A self-identifier is a name that represents the current instance. It resembles the
this keyword in C# or C++ or
Me in Visual Basic.
askeyword after the closing parentheses of the constructor parameter list and specify the identifier name.
selfidentifier in the member declaration, just before the method name and a period (
.) as a separator.
The following example shows two ways to create a self-identifier.
type Point3D(x: int, y: int, z: int) as self = let X = x let Y = y let Z = z do self.Print() member this.Print() = printf "%d %d %d" x y z let point = new Point3D(1, 2, 3)
In the first line, the
as keyword is used to define the self-identifier. In the seventh line, the identifier
this is used to define a self-identifier whose scope is restricted to the method
askeyword is not initialized until after the base constructor.
When a self identifier is used before or inside the base constructor, the following exception will be raised during runtime.

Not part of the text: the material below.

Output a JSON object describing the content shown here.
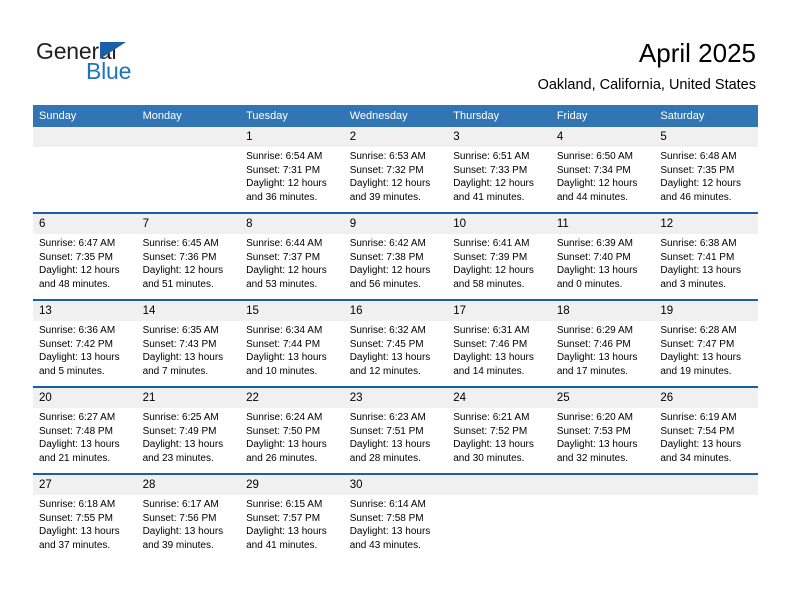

System.InvalidOperationException: The initialization of an object or value resulted in an object or value being accessed recursively before it was fully initialized.